U.S. scientists have tested a new therapeutic approach that could help eliminate dormant HIV infection that current treatments miss. The researchers report these preliminary findings in a proof-of-concept study in this weeks issue of The Lancet.
Highly-active antiretroviral therapy (HAART) has improved the outcome for patients with HIV by targeting virus replication and restoring immune function. However, HIV can still persist in a non-replicating state in some infected cells, preventing virus eradication. Scientists know that an enzyme called histone deacetylase 1 (HDAC1) helps HIV to persist in a latent phase of infection. David Margolis, of the University of North Carolina at Chapel Hill, and colleagues tested the ability of valproic acid, an inhibitor of HDAC, to deplete HIV infection.

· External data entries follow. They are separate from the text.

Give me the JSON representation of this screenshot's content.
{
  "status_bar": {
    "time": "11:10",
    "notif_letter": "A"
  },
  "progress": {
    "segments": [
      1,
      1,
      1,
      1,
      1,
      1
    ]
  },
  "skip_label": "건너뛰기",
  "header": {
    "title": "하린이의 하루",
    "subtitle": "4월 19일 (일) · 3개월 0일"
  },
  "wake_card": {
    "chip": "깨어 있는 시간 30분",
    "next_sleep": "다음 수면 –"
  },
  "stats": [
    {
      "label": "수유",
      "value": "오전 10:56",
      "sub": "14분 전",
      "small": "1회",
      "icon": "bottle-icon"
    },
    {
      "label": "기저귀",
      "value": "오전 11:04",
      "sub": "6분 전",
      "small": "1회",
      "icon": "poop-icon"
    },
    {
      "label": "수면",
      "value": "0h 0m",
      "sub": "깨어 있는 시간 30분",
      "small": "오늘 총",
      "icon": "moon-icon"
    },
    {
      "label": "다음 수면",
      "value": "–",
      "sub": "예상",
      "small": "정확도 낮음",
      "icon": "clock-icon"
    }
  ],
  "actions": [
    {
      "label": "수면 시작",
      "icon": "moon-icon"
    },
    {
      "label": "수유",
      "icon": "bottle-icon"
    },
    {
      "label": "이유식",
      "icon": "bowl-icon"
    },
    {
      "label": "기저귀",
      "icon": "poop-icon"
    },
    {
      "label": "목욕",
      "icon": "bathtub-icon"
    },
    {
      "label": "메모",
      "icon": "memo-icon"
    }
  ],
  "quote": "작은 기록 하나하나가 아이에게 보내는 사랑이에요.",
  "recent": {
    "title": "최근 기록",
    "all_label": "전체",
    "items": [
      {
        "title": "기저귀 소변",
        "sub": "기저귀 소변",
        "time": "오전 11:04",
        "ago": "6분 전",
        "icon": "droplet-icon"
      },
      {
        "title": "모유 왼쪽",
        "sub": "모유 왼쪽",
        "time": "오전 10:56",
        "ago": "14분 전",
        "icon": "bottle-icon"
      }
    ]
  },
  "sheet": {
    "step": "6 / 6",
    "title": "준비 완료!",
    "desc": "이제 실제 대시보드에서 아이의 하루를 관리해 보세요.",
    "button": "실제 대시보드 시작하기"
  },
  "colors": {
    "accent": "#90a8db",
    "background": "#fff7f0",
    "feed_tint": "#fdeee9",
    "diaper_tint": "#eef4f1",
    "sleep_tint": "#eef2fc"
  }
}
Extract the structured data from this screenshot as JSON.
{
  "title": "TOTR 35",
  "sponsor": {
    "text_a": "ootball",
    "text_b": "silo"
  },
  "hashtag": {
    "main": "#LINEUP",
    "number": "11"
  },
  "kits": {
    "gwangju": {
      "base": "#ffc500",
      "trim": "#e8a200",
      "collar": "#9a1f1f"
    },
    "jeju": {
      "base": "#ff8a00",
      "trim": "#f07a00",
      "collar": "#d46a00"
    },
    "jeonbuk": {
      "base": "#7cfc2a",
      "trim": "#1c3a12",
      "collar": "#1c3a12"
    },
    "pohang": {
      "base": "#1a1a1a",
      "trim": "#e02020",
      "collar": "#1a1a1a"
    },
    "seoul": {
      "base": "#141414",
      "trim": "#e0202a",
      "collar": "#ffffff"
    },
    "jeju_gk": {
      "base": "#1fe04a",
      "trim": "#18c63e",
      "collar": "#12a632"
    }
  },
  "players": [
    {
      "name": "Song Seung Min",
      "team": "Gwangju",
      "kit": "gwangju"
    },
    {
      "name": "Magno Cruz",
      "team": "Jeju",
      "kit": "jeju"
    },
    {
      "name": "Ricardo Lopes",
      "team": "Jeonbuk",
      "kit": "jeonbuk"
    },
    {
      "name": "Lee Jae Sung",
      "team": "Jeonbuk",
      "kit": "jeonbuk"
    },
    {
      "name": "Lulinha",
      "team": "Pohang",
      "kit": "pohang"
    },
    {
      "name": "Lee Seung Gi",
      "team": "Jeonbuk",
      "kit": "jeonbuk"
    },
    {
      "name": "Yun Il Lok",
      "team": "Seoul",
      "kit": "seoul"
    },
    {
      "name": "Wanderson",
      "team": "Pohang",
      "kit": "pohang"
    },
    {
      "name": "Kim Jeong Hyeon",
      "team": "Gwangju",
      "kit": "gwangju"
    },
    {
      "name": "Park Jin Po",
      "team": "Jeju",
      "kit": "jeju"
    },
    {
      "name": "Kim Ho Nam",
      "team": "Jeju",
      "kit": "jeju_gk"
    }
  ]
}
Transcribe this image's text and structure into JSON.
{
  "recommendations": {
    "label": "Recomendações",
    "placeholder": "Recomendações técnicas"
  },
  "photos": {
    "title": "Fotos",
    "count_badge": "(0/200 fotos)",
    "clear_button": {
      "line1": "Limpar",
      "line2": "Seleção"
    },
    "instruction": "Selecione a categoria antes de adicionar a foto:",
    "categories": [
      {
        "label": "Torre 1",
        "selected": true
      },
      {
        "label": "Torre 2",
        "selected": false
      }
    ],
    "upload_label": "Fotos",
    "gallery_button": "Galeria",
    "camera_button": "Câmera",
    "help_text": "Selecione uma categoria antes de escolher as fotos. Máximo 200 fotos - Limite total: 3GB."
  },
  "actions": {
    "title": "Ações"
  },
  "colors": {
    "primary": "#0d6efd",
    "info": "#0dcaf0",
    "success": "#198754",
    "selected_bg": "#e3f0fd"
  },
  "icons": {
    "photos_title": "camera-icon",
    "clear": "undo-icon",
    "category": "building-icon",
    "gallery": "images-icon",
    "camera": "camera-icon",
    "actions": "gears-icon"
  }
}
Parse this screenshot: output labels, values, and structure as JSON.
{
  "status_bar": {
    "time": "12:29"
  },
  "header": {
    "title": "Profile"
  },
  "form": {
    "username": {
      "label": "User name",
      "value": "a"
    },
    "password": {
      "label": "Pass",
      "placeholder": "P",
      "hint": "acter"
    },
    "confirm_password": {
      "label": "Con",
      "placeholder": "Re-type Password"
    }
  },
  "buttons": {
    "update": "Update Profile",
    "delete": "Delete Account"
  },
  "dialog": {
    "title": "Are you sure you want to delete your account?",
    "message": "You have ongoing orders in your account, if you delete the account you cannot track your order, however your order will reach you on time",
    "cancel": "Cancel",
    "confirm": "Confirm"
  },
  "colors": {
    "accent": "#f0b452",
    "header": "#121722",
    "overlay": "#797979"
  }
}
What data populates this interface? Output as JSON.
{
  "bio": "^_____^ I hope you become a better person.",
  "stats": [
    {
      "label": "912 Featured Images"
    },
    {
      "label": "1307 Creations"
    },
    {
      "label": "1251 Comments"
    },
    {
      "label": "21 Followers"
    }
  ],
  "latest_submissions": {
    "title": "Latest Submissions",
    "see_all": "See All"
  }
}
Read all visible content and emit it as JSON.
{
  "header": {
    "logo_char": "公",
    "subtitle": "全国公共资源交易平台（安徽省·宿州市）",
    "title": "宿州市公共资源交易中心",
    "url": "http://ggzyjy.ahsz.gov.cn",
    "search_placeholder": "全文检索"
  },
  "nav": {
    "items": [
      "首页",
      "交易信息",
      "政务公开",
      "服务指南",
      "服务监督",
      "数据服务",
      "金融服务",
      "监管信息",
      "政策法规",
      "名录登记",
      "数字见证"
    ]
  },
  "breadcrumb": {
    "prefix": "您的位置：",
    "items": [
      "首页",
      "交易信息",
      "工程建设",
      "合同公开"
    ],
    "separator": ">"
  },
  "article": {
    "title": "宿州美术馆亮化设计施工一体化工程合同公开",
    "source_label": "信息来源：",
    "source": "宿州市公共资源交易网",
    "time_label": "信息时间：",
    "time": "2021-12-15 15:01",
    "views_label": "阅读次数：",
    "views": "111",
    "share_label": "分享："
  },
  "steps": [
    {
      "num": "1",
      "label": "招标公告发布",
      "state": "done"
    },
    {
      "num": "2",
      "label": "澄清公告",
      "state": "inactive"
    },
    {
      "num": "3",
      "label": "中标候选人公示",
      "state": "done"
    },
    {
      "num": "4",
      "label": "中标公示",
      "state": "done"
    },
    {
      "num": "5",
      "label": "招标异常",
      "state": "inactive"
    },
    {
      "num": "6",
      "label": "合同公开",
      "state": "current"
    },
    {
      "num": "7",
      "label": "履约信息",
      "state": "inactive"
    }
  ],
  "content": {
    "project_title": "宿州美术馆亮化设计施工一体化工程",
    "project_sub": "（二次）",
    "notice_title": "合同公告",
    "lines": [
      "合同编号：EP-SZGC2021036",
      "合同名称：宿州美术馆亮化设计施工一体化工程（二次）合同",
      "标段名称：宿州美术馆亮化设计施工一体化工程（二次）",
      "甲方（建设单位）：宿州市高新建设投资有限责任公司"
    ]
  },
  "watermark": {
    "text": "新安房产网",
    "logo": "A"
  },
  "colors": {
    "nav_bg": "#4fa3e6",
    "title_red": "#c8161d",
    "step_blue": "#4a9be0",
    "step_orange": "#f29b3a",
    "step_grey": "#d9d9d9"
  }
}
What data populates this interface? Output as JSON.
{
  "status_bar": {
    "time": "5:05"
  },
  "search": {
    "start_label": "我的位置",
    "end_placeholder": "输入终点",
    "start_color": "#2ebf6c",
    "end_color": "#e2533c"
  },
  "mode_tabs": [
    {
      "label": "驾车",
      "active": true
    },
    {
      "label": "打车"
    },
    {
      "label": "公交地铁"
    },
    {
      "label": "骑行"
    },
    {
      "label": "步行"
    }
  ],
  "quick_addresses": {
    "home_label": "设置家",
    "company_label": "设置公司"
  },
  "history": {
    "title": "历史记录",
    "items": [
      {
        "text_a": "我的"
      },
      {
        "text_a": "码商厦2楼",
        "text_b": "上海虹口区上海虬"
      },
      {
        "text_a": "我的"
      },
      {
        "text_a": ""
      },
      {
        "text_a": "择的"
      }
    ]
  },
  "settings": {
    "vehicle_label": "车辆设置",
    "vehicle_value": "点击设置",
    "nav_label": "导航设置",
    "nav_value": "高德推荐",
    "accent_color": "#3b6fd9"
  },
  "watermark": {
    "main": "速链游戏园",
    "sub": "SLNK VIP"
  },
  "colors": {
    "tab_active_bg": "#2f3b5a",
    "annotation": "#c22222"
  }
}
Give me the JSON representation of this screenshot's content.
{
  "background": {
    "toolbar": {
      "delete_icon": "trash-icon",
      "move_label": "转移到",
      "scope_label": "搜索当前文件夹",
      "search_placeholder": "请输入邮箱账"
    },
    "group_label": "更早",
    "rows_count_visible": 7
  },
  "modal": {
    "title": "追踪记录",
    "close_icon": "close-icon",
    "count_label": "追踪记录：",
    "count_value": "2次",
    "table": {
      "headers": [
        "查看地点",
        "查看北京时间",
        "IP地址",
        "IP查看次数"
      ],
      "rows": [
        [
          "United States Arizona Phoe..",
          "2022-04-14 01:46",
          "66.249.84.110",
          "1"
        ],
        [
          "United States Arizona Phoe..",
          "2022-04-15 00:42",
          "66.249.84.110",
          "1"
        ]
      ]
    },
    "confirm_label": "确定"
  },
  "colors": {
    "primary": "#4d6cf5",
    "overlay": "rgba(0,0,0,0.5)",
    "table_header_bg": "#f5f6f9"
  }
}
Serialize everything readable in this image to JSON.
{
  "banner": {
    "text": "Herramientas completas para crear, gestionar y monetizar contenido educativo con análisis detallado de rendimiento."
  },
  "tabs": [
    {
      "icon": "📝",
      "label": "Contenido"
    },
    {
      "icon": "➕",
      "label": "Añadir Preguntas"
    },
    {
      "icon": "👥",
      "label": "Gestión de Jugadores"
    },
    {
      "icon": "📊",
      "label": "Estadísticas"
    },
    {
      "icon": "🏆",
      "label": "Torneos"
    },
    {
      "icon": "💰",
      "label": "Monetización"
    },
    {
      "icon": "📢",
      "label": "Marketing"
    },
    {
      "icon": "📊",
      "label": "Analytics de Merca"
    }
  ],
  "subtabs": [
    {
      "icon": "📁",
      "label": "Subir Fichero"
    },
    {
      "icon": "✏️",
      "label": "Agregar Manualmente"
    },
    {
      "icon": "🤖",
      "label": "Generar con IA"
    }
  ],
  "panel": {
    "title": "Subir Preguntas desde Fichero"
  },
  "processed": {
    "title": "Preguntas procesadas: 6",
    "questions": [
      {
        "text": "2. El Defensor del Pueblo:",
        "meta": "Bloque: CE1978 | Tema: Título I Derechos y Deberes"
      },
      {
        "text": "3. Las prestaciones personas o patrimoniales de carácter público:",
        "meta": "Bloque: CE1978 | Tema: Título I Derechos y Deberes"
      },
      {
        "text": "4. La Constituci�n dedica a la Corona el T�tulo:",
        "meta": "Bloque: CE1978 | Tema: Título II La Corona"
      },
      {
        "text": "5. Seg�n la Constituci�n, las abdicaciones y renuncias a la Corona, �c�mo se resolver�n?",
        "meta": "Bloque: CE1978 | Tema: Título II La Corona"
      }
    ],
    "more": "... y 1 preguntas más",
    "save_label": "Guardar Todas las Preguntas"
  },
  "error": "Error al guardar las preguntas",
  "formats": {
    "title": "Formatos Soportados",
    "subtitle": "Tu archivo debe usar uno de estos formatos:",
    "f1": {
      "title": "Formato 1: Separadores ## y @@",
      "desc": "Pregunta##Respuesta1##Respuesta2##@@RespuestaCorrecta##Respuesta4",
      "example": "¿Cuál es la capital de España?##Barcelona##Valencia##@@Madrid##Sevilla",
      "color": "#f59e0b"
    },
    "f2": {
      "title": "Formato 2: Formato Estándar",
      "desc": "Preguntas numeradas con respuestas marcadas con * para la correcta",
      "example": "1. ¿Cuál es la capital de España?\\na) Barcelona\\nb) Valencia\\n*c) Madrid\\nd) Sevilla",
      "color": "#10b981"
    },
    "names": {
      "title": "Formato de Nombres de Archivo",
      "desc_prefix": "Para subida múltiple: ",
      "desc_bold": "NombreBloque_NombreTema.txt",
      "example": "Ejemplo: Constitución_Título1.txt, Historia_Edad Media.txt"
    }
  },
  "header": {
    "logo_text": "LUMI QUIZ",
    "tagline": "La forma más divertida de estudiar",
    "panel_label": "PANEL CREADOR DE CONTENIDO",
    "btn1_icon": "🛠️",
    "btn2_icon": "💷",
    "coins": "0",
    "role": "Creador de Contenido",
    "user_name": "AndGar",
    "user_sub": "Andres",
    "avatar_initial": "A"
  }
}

The investigators enrolled four HIV-infected volunteers taking HAART with long-term suppression of the virus. They intensified the effect of HAART to prevent the spread of HIV by giving patients a drug called enfurvitide twice daily for four to six weeks. They then gave the patients oral valproic acid twice daily for three months. The researchers found that there was a 75 percent reduction in latent HIV infection in three out of the four patients.
Margolis states, Our findings suggest that eradication of established HIV infection might be achieved in a staged approach. Patients should perhaps first be treated with standard antiretroviral regimens at an early stage of infection . . . For those in whom viral replication is suppressed, latent viral infection could then be tackled with HDAC inhibitors, intensified therapy, or both . . . This finding, though not definitive, suggests that new approaches will allow the cure of HIV in the future.
In an accompanying Comment Jean-Pierre Routy, of McGill University Health Centre in Montreal, Canada, states, These results, although preliminary, merit further urgent study.
In particular, they argue for a formal randomized trial to assess changes in the blood and tissue of the number of latently infected cells . . . This is the first glimpse of a new therapeutic approach that might represent a possible step towards making HIV-infection no longer a chronic disease.
Source: The Lancet